## DATA LISTING
###

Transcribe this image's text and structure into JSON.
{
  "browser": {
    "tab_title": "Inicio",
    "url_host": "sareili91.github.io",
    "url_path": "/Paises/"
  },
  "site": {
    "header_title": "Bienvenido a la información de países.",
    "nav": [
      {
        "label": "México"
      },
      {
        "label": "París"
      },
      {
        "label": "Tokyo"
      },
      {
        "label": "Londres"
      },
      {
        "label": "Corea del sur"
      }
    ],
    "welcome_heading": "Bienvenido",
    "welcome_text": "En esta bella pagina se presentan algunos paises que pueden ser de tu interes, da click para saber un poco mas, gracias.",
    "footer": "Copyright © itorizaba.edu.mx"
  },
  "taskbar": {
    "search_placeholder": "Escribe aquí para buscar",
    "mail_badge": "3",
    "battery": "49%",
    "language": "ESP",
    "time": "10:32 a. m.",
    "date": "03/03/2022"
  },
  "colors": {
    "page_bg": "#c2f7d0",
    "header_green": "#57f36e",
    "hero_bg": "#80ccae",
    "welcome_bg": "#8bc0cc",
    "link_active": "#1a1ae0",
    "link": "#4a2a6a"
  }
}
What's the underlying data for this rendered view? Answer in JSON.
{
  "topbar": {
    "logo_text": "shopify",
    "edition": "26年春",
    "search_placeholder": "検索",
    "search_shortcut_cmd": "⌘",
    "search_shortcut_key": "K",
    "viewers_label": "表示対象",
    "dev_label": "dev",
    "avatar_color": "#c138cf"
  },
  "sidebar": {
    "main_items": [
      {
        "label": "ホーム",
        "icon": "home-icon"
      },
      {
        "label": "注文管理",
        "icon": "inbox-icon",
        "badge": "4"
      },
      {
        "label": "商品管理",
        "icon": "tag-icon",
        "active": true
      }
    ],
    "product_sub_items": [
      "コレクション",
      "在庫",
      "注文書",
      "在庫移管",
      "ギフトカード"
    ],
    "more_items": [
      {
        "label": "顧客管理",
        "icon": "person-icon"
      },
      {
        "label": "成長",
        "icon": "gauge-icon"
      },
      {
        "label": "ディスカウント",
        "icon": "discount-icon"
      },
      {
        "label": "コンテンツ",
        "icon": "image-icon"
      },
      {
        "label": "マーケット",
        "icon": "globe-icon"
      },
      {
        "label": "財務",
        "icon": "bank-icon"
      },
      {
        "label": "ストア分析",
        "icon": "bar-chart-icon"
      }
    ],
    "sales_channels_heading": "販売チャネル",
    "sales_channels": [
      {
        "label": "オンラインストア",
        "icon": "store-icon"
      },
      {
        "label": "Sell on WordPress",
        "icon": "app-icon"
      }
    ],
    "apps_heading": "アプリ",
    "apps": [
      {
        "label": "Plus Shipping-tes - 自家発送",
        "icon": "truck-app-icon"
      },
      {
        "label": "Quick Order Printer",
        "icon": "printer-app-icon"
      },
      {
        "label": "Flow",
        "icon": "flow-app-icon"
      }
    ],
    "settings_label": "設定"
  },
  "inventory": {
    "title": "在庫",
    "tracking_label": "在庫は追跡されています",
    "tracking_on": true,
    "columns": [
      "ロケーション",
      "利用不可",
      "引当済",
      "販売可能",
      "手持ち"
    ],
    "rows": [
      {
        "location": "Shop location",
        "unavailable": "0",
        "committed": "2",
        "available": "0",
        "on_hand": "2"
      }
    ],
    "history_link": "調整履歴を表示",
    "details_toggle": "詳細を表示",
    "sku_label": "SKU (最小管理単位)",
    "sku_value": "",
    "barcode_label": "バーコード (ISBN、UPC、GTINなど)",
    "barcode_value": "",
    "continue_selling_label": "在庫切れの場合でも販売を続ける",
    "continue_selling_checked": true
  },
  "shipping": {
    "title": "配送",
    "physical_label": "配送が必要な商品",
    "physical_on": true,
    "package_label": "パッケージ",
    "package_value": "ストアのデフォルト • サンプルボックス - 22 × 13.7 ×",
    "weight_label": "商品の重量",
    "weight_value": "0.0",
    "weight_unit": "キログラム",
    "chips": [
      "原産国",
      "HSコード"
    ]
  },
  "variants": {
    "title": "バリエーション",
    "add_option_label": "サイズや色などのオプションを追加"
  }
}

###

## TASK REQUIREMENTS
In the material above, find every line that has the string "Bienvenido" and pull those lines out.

## REPLY TO THE EXERCISE
    "header_title": "Bienvenido a la información de países.",
    "welcome_heading": "Bienvenido",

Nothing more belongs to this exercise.